Since man began to sail the open seas, sailors have used a very simple device to figure out how to take maximum advantage of the wind. Pieces of ribbon or yarn attached to the main mast and to the sides of the jib tell a sailor when the wind is up and how to trim the sails to use them most efficiently to make the best headway. These pieces of ribbon or yarn (three red strips in the photo below) are called a “tell tale” and “tell tales” are one of a sailor’s best friends.
When it comes to organization change, leaders, managers, and change practitioners also have a “tell tale.” It’s called resistance. However, resistance is rarely regarded as anyone’s best friend. Quite the contrary, resistance is usually regarded as something to be “overcome,” “managed,” “mitigated,” “addressed” or otherwise “eliminated.”
What if we thought about resistance and used it differently?
Ultimately, we do want resistance to fade into the background and eventually vanish altogether. However, in the early going in particular and at other critical points, you want to use the expression of resistance for diagnostic purposes. You want the expression of resistance to help you understand what is provoking it, where it is occurring, and how to intervene to “trim the sails” of the change.
Hold on to the metaphor for a moment and let’s get concrete with an example of using resistance to help determine what, where, and how to help a change move forward.
A large company was implementing enterprise information system management across the entire organization. As happens commonly in many large organizations, differences by function in IT applications, data bases, reporting requirements, policies, and special, home-grown IT solutions, etc. eventually lead to an electronic Tower of Babel. As a result, people then have to resort to spreadsheets and other database tools to make sense of information across the enterprise. Enterprise information systems improve integration and interoperability across business units and processes.
A change effort to move the company to enterprise information was launched. A long time and considerable upfront effort went into defining information governance and stewardship, policies and guidelines, process, structure, and quality management. When the Change Team appointed by leadership finally rolled out the proposed change, forceful resistance became evident and the entire effort seemed at risk. (I will discuss approaches to introducing change in another entry!)
At first, leadership and the Change Team didn’t know how to proceed. They were clear that they were facing strong resistance, but they didn’t know what to do about it. Realizing that they didn’t know what they didn’t know, they decided to step back. How could they discover what such strong resistance was about and where it was occurring?
After deliberation, they decided to develop and conduct a survey to learn as specifically as they could peoples’ beliefs and attitudes about enterprise information. As it turned out, it was the best step they could have taken.
Two parts of the survey data were very revealing. In one part, a series of questions was directed at what people saw as barriers to enterprise information.
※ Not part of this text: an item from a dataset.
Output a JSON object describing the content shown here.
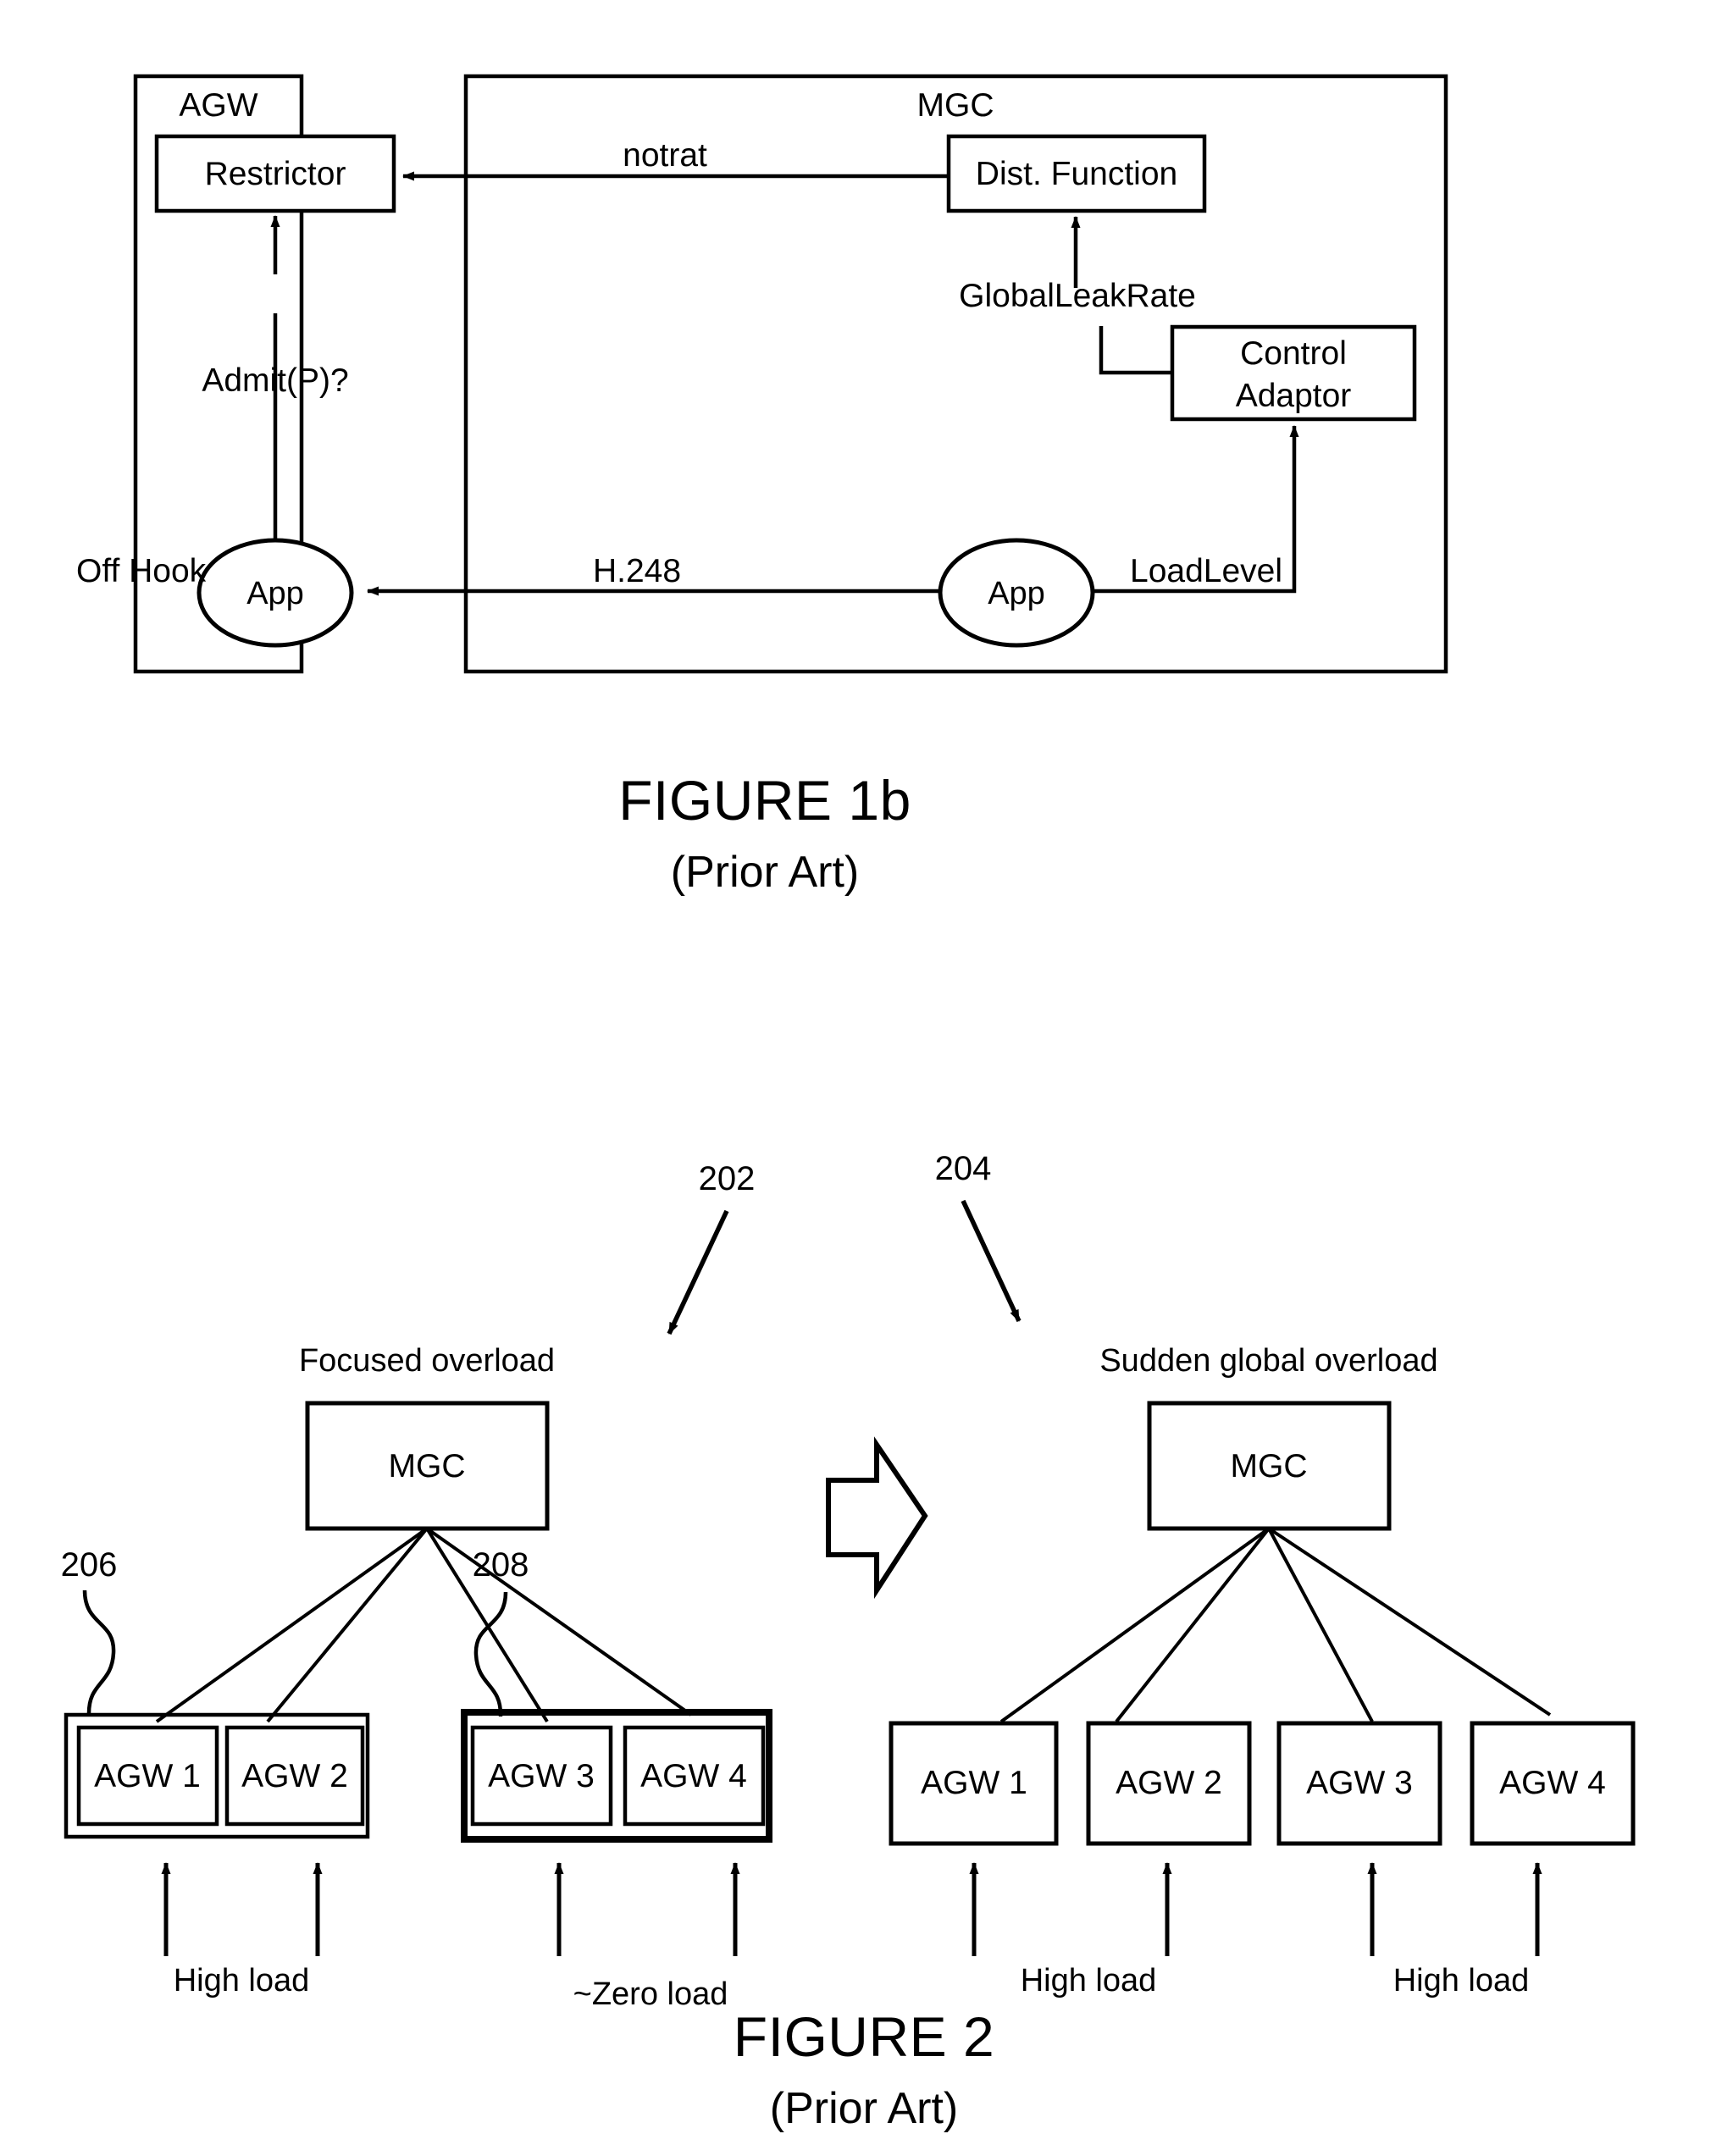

When a correlation analysis was applied to the data for these questions, the following became evident.
- Management attitude against enterprise information (EI), cultural norms against EI, and efforts to discourage interoperability among departments were highly positively correlated with each other - meaning managers with negative attitudes were actively discouraging EI to their direct reports.
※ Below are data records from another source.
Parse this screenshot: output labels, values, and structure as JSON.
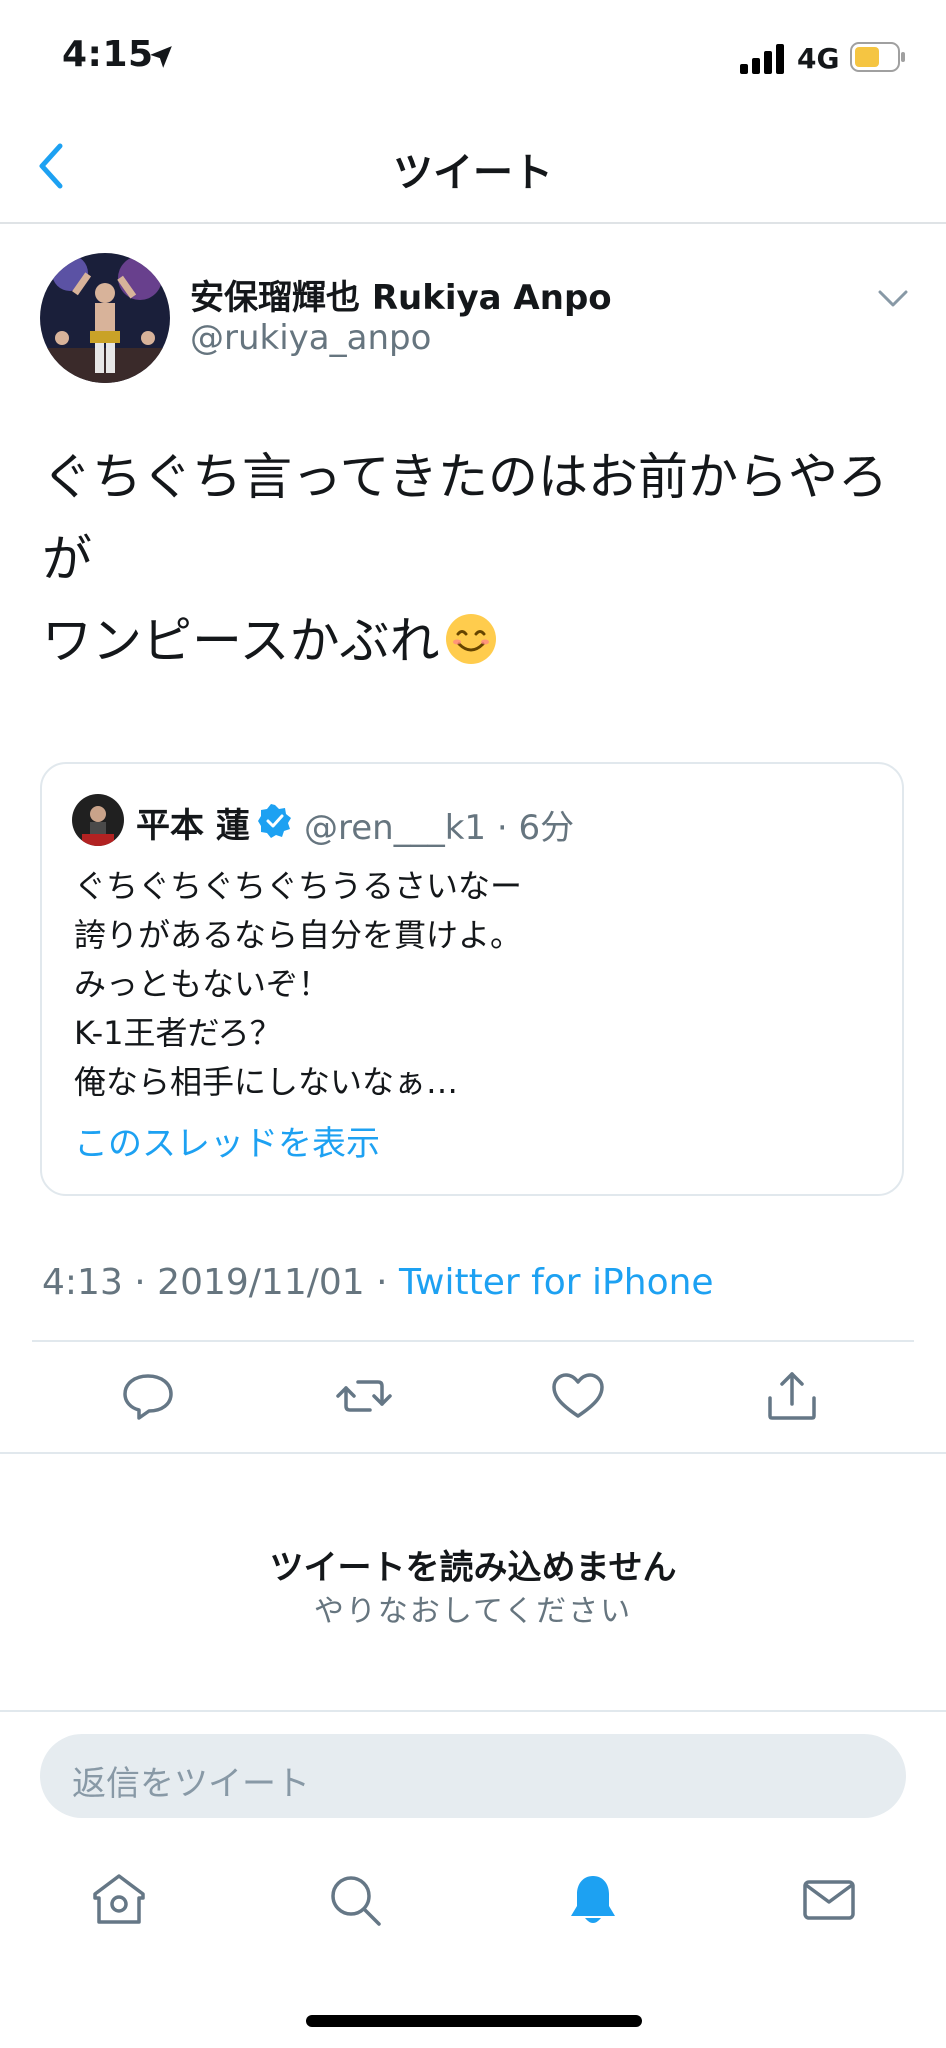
{
  "status_bar": {
    "time": "4:15",
    "network": "4G",
    "battery_color": "#f5c542"
  },
  "nav": {
    "title": "ツイート",
    "back_icon": "chevron-left-icon"
  },
  "tweet": {
    "author_name": "安保瑠輝也 Rukiya Anpo",
    "author_handle": "@rukiya_anpo",
    "text": "ぐちぐち言ってきたのはお前からやろが\nワンピースかぶれ",
    "emoji": "smiling-face-icon",
    "timestamp": "4:13 · 2019/11/01 · ",
    "source": "Twitter for iPhone"
  },
  "quote": {
    "name": "平本 蓮",
    "handle_time": "@ren___k1 · 6分",
    "text": "ぐちぐちぐちぐちうるさいなー\n誇りがあるなら自分を貫けよ。\nみっともないぞ！\nK-1王者だろ？\n俺なら相手にしないなぁ…",
    "thread_link": "このスレッドを表示"
  },
  "actions": [
    "reply-icon",
    "retweet-icon",
    "like-icon",
    "share-icon"
  ],
  "load_error": {
    "title": "ツイートを読み込めません",
    "subtitle": "やりなおしてください"
  },
  "reply_box": {
    "placeholder": "返信をツイート"
  },
  "tabs": [
    "home-icon",
    "search-icon",
    "notifications-icon",
    "messages-icon"
  ],
  "colors": {
    "accent": "#1da1f2",
    "secondary_text": "#66757f",
    "divider": "#e1e8ed"
  }
}
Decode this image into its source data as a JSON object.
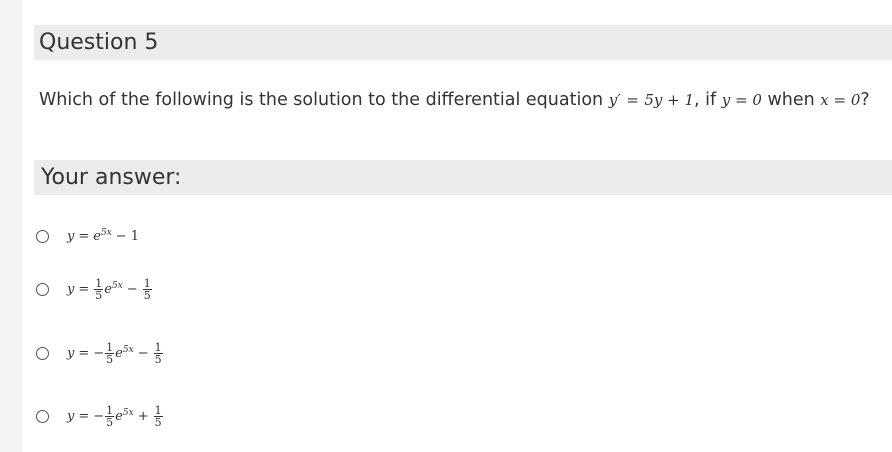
{
  "question": {
    "title": "Question 5",
    "text_before": "Which of the following is the solution to the differential equation",
    "eq_lhs": "y′",
    "eq_equals": "=",
    "eq_rhs": "5y + 1",
    "text_if": ", if",
    "cond_y": "y = 0",
    "text_when": "when",
    "cond_x": "x = 0",
    "text_end": "?"
  },
  "answer": {
    "label": "Your answer:"
  },
  "options": [
    {
      "y": "y",
      "eq": "=",
      "sign1": "",
      "coef_num": "",
      "coef_den": "",
      "e": "e",
      "exp": "5x",
      "op": "−",
      "const_num": "",
      "const_den": "",
      "const": "1"
    },
    {
      "y": "y",
      "eq": "=",
      "sign1": "",
      "coef_num": "1",
      "coef_den": "5",
      "e": "e",
      "exp": "5x",
      "op": "−",
      "const_num": "1",
      "const_den": "5",
      "const": ""
    },
    {
      "y": "y",
      "eq": "=",
      "sign1": "−",
      "coef_num": "1",
      "coef_den": "5",
      "e": "e",
      "exp": "5x",
      "op": "−",
      "const_num": "1",
      "const_den": "5",
      "const": ""
    },
    {
      "y": "y",
      "eq": "=",
      "sign1": "−",
      "coef_num": "1",
      "coef_den": "5",
      "e": "e",
      "exp": "5x",
      "op": "+",
      "const_num": "1",
      "const_den": "5",
      "const": ""
    }
  ]
}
- Management support for EI and reinforcement of EI through mechanisms like performance review were negatively correlated to management attitude – meaning as managers’ attitudes toward EI decreased so did observable support for and reinforcement of EI.
The Change Team now understood that in some parts of the organization management was not only not supporting EI, but in some cases was actively discouraging it.
Three questions remained. Where in the organization was this occurring? What was driving the negative attitude? How could the source of the negative attitude be effectively addressed? Results from a companion section of the survey helped to answer those questions.
A series of statements asked respondents to judge how important attributes such as uniqueness, trustworthiness, speed, ease, quality, etc. were:
- Critically important
- Very important
- Not at all important
to matters like applications, maintenance of data, use of data, access to data, and doing one’s job. For example, “We use data differently than other business units.” Is this critically important, very important, important, or not at all important?
To make the analysis stand out, a scoring convention was used to raise the threshold for identifying criticality of an issue. 60% of respondents needed to answer “very important” or “critically important” to an issue for it to reach the threshold.
By constructing a table of business units and their responses to these key issues, a very interesting picture emerged. For 6 of 12 business units surveyed, more than half of the named issues met or exceeded the threshold. For the other 6 business units, the majority of respondents indicated “not at all important” for all of the key issues. The “hot spots” became evident.
Leadership and the Change Team now knew the “what” and the “where” of the resistance they were facing. Armed with that information, they could then strategize “how” to reduce and eliminate it. There would still be a lot of hard work to do, but they were equipped with the right information to “trim the sails” to move the change forward.
The next time you encounter resistance in your change effort, recognize what your reaction is. Do you immediately want to just stamp it out? Eradicate it from the face of the earth with brute force? If so, step back, take a breath, and become…curious. You will learn a whole lot more about what, where, and how to address the resistance and you will be “trimming the sails” of your change.
For more information about resistance, how to assess it, and how to work with it, visit thechangekit.com.